## [Work to complete]
Collect from the data below each line with "thinks".

Records Block Start

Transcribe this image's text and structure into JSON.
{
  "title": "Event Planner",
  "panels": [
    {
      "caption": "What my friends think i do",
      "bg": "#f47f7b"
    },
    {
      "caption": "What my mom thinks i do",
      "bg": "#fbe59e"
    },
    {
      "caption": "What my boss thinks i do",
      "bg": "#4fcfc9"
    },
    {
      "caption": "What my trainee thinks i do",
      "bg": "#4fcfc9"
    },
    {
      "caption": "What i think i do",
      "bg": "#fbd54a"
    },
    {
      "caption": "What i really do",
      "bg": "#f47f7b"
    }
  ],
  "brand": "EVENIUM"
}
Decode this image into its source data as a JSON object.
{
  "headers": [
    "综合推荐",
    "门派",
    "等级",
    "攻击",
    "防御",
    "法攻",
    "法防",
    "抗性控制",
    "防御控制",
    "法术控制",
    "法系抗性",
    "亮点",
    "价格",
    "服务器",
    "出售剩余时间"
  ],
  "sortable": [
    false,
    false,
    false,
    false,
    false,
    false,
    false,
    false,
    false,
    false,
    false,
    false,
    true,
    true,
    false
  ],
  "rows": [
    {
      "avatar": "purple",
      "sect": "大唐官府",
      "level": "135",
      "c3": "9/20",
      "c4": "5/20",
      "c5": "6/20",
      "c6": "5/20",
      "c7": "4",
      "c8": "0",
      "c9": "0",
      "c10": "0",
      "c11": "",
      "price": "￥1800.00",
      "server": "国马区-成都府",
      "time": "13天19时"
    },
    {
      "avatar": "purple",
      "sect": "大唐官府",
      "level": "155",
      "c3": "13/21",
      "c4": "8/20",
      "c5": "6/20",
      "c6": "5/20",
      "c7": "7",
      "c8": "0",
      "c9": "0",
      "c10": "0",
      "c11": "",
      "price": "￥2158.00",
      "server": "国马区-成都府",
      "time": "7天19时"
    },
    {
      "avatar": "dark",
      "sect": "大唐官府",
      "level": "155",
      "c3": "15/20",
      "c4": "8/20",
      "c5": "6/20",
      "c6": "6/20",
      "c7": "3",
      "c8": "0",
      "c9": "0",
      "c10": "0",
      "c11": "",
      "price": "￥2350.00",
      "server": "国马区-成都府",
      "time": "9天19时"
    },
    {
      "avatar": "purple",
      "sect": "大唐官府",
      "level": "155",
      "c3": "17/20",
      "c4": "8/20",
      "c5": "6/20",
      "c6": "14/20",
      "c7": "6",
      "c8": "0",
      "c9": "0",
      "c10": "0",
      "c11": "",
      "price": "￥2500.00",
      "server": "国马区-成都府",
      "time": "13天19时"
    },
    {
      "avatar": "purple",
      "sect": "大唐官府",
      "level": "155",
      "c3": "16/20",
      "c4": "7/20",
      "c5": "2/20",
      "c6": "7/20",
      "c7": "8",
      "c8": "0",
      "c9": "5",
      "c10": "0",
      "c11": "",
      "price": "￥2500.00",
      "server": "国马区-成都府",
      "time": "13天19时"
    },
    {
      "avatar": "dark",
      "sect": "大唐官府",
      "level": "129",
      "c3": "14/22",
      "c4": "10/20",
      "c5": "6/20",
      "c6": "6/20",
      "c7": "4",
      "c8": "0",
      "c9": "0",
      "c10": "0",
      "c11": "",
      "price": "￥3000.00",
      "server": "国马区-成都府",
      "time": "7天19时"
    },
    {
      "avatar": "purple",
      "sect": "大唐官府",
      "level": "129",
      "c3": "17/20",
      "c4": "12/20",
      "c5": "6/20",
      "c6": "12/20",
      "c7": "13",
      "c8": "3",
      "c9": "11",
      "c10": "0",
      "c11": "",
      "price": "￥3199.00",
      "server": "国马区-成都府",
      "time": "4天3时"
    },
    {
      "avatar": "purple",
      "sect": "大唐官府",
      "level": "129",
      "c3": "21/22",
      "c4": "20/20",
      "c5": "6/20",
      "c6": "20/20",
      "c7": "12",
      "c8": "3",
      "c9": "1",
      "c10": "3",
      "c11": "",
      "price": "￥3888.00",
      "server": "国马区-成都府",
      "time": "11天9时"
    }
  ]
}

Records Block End

## [Solved problem]
      "caption": "What my mom thinks i do",
      "caption": "What my boss thinks i do",
      "caption": "What my trainee thinks i do",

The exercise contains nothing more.